Here’s what my habits look like and how publishers can find me:
1. I read the New York Times in print before work every morning. I read things I wouldn't normally just by having the paper in my hands and scanning the headlines. I don't think I'd choose the same pieces online — not to mention, they'd probably have different headlines.
2. I open Pocket, the “read later” app on the subway, and read as much as I can on my commute. I've usually saved media and business articles there. I’ve also recently decided to try listening to Podcasts and have crowdsourced a bunch of different ones to try out.
3. When I get to work, I open seven tabs — my reading navigation paths — right away: Gmail, Facebook, Twitter (which often leads me to content found on Reddit), NYTimes.com, and Vox’s three sites The Verge, Polygon, and SB Nation.
4. In Gmail I have several filters for email newsletters. I subscribe to Politico “Playbook,” I Want Media, the IAB newsletter, some MediaPost content, PaidContent, Nieman Lab, MediaBistro, Jason Hirschhorn's Media e-mail, Cynopsis Media, Muck Rack, Quartz “Daily Brief,” The Daily Beast “Cheat Sheet,” The Slatest, Percolate, News.me, WWD, and a few others. I do a quick skim of some of them, though I usually spend the weekends catching up, hence why I tweet in big bulks.
5. On Facebook, I look to my News Feed for stories being shared by people I'm not close with. Studies show that your weakest ties have the potential to point you to news that you wouldn't have discovered yourself. This is part of the reason I really like having a big network on Facebook. I love seeing what other people are reading. (Though I recently noted that my Facebook feed was quickly turning into Instagram with nothing but pictures, and I saw that many people agreed.)
6. The TweetDeck application is also a big part of my news consumption. I used to do all of my work on the right-hand side of my screen and keep my “All Friends” timeline column visible on the left so I didn’t miss a single tweet. I've since changed that because I found watching it to be way too much “incoming.” It felt like I was tracking a stock ticker out of the corner of my eye. I decided to reassess how much I was actually getting out of watching conversations unfold, and I realized I would find (and add) more value if I checked in occasionally. Now I keep TweetDeck minimized in my Mac’s dock for most of the day and check it when I have a few free minutes or something I want to share.

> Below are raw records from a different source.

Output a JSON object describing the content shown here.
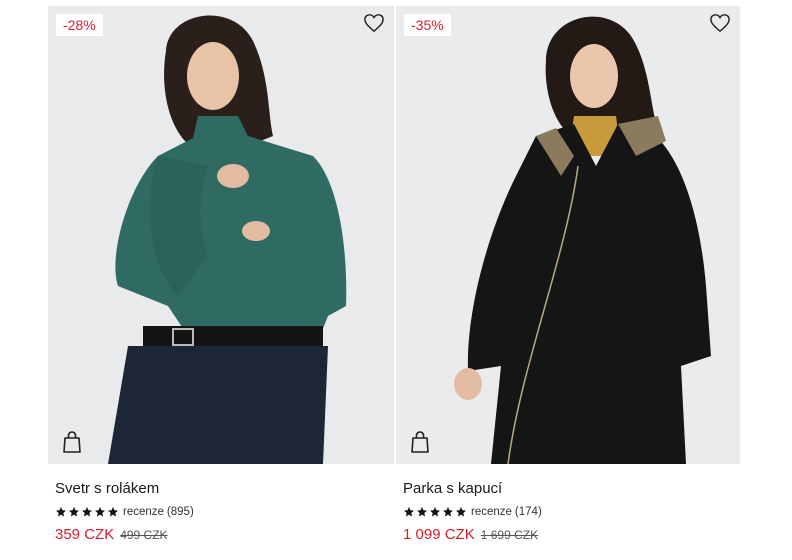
{
  "products": [
    {
      "discount": "-28%",
      "name": "Svetr s rolákem",
      "rating_stars": 5,
      "reviews_label": "recenze",
      "reviews_count": "(895)",
      "price": "359 CZK",
      "old_price": "499 CZK",
      "garment_color": "#2f6b63"
    },
    {
      "discount": "-35%",
      "name": "Parka s kapucí",
      "rating_stars": 5,
      "reviews_label": "recenze",
      "reviews_count": "(174)",
      "price": "1 099 CZK",
      "old_price": "1 699 CZK",
      "garment_color": "#151515"
    }
  ],
  "colors": {
    "sale_red": "#d4202b",
    "text": "#1a1a1a",
    "image_bg": "#e7e9ea"
  },
  "icons": {
    "wishlist": "heart-icon",
    "add_to_cart": "shopping-bag-icon",
    "rating": "star-icon"
  }
}
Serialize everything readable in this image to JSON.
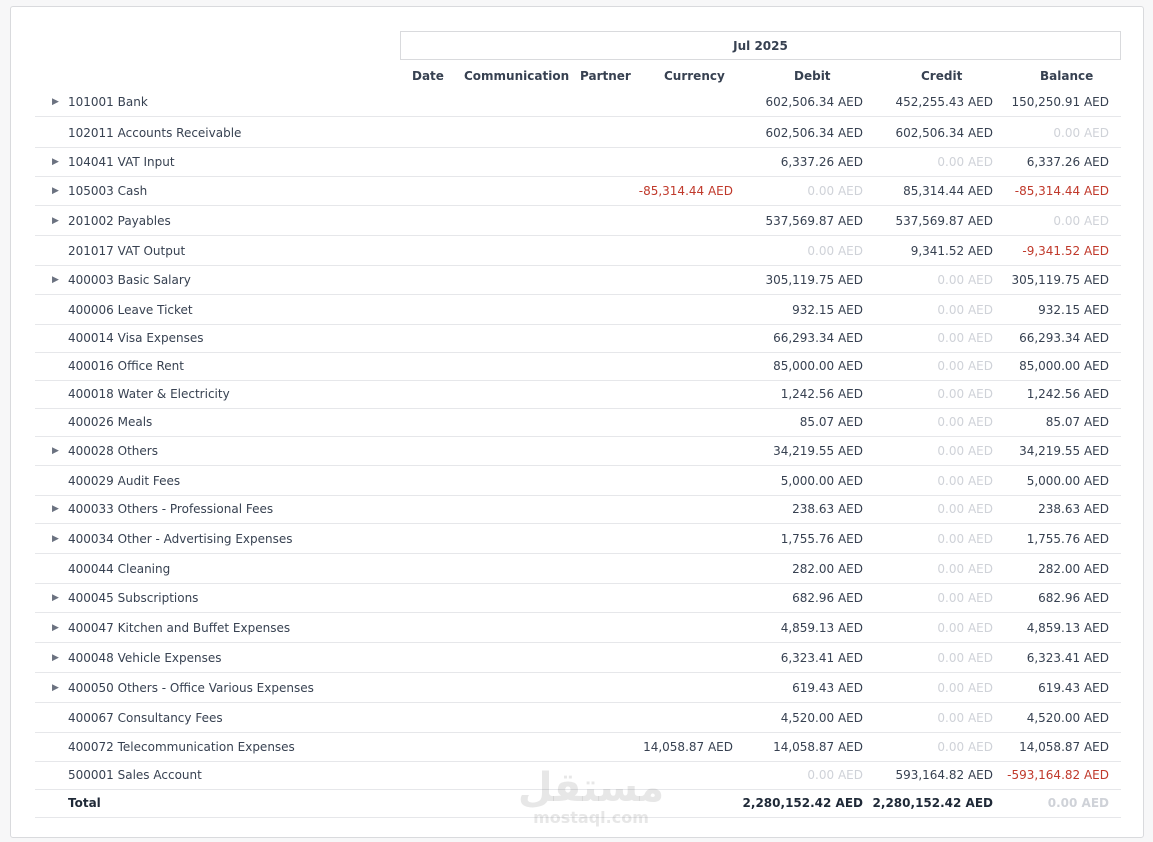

7.I also subscribe to several magazines in print: New York Magazine, Rolling Stone, The Atlantic, The New York Times Magazine, People, Us Weekly, Cosmopolitan, Fitness, and Health. (Everyone needs some balance!) I love getting these in print for the same reason I want a daily newspaper at my door: I discover things I never would online. (I highly recommend checking out this website where you can get magazine subscriptions — like all of the above — for $5.)
8. My final stop is at Vox Media's three sites to see what's happening in the worlds of tech/culture, gaming, and sports.
The rest of my day pretty much goes into autopilot as I work: I check Twitter, Facebook, and my email lists, but I never open another website and visit its homepage, which I think is crazy. If I miss something big, a friend usually flags it to me in gchat. The rest of my news for the day will find me.